INFORMATION GIVEN:

§ §

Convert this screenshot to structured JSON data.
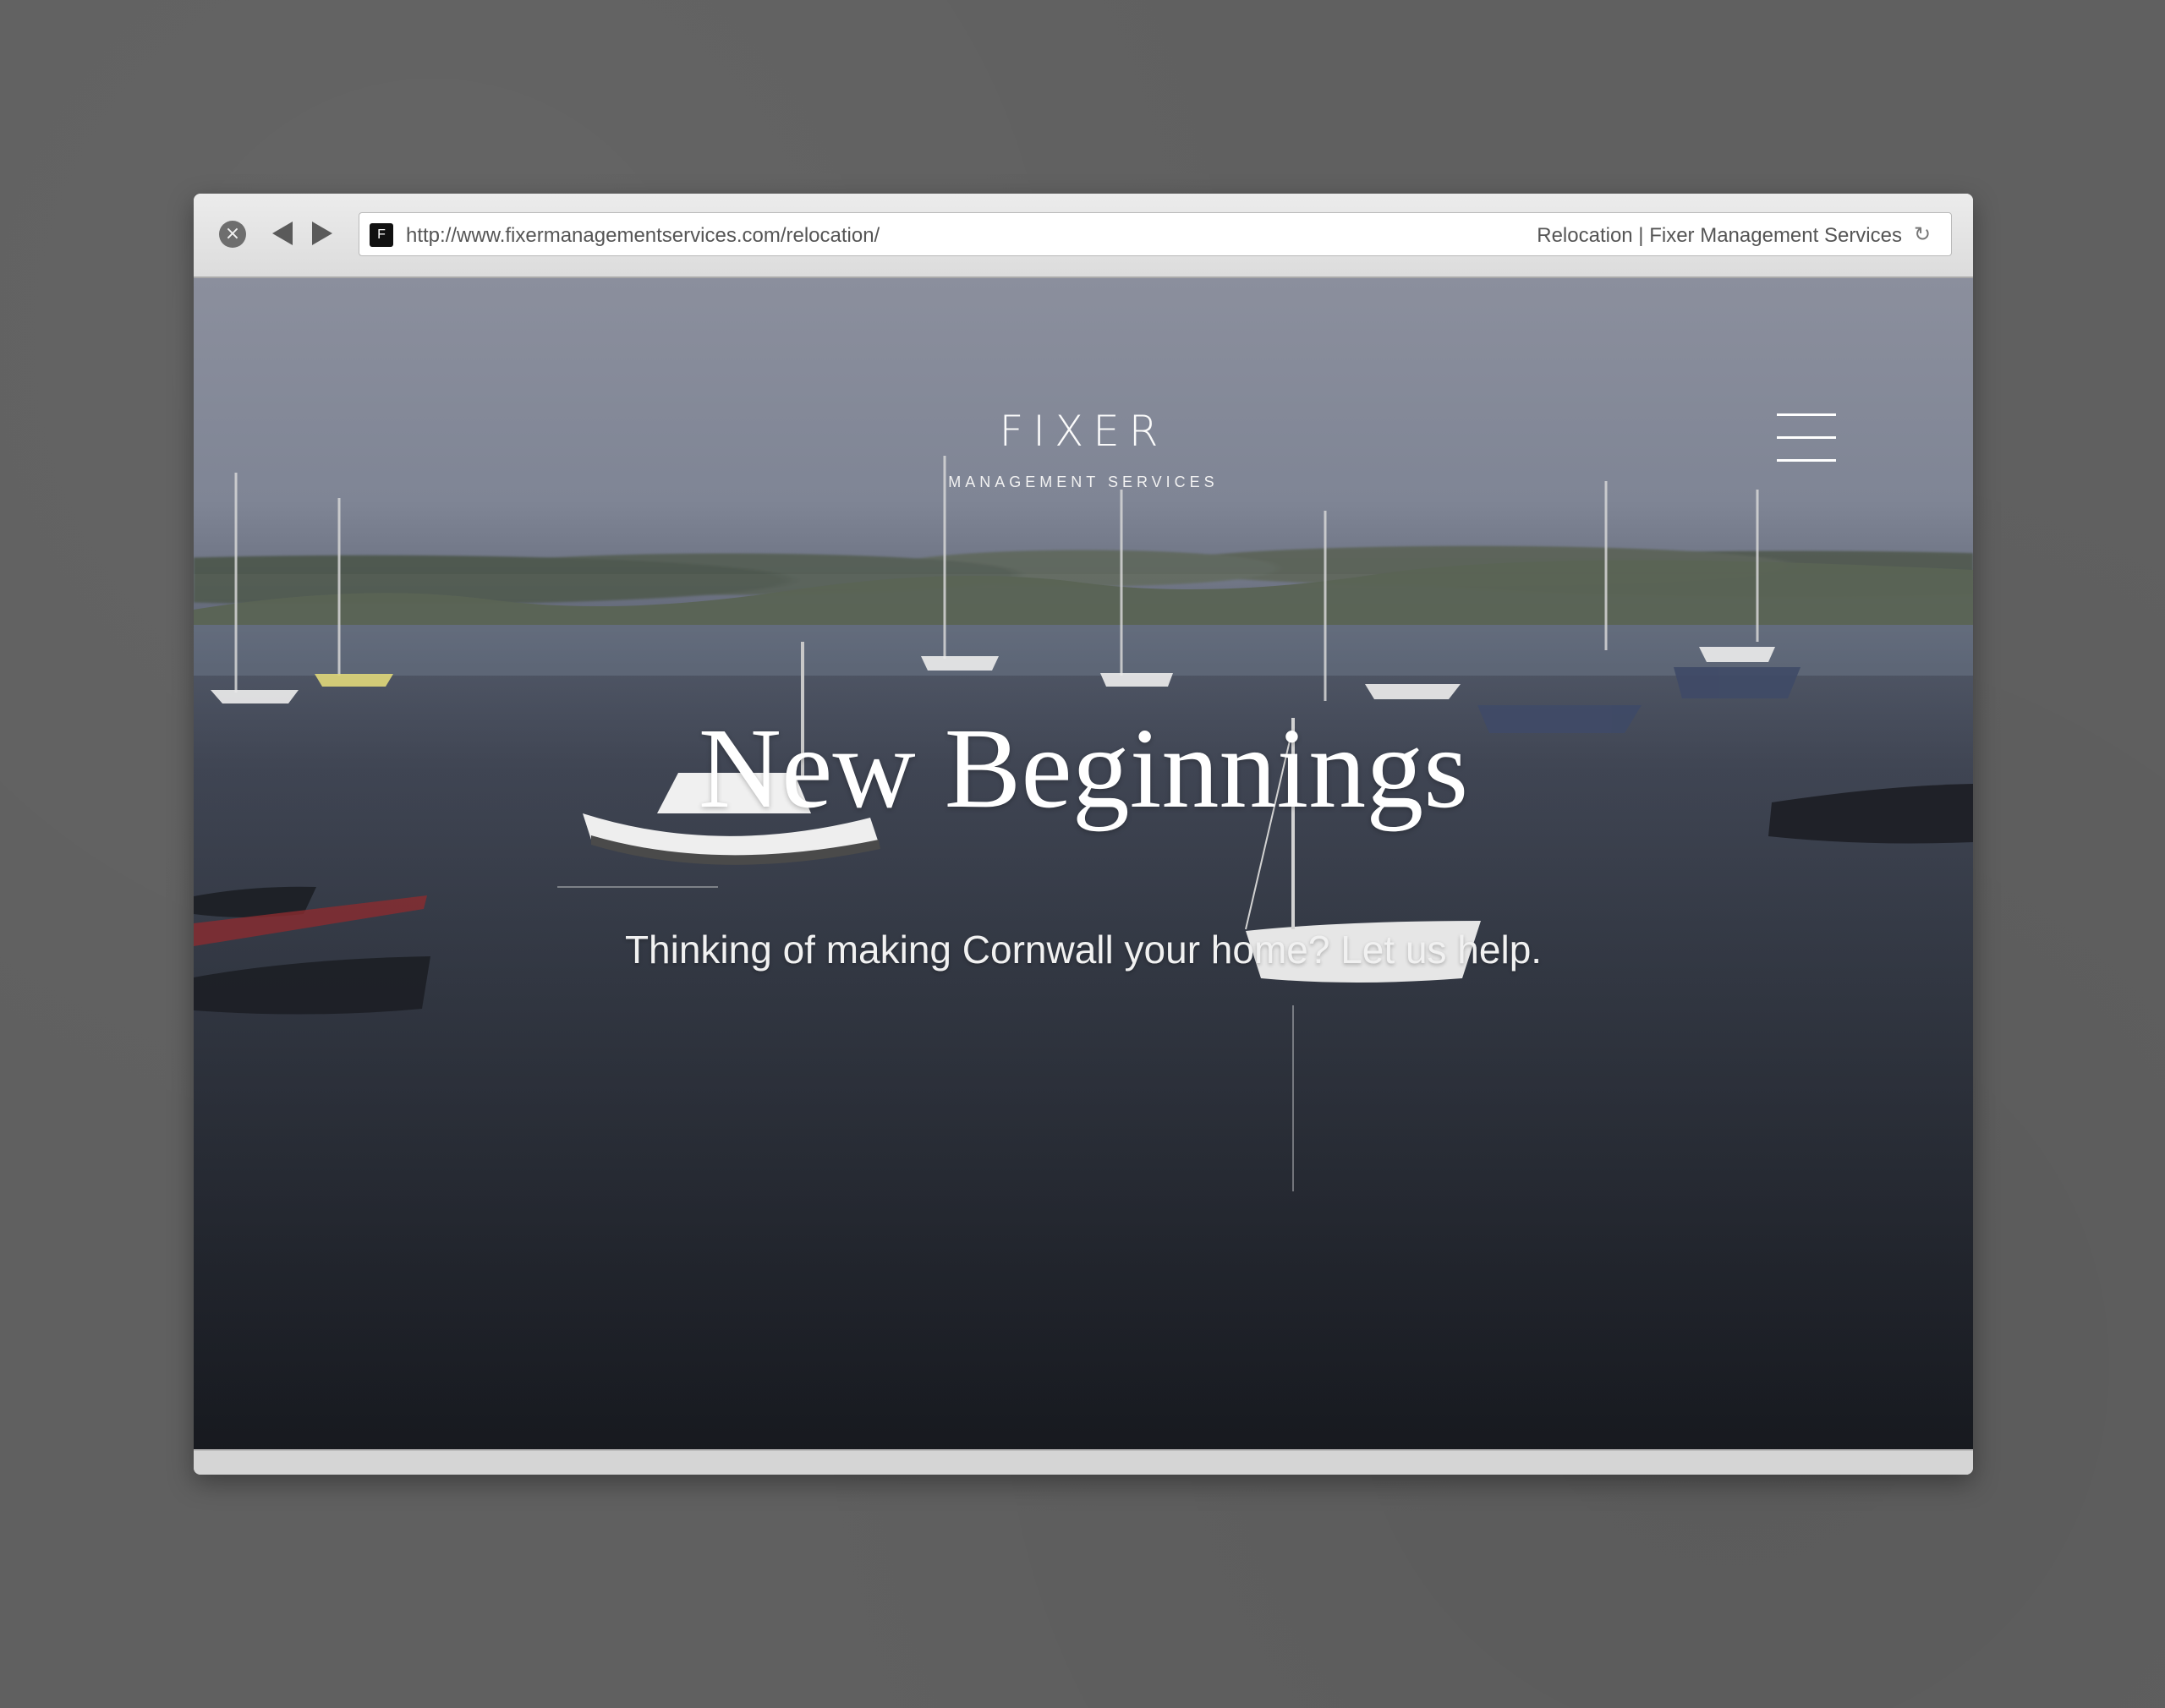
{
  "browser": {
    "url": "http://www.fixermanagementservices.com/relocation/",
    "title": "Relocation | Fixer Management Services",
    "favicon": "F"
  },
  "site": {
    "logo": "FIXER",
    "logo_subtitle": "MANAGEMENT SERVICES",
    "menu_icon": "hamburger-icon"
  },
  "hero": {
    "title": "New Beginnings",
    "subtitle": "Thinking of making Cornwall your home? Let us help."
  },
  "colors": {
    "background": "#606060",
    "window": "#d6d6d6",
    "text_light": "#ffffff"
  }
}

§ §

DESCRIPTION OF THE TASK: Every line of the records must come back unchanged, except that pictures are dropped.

TASK RESPONSE:
Convert this screenshot to structured JSON data.
{
  "browser": {
    "url": "http://www.fixermanagementservices.com/relocation/",
    "title": "Relocation | Fixer Management Services",
    "favicon": "F"
  },
  "site": {
    "logo": "FIXER",
    "logo_subtitle": "MANAGEMENT SERVICES",
    "menu_icon": "hamburger-icon"
  },
  "hero": {
    "title": "New Beginnings",
    "subtitle": "Thinking of making Cornwall your home? Let us help."
  },
  "colors": {
    "background": "#606060",
    "window": "#d6d6d6",
    "text_light": "#ffffff"
  }
}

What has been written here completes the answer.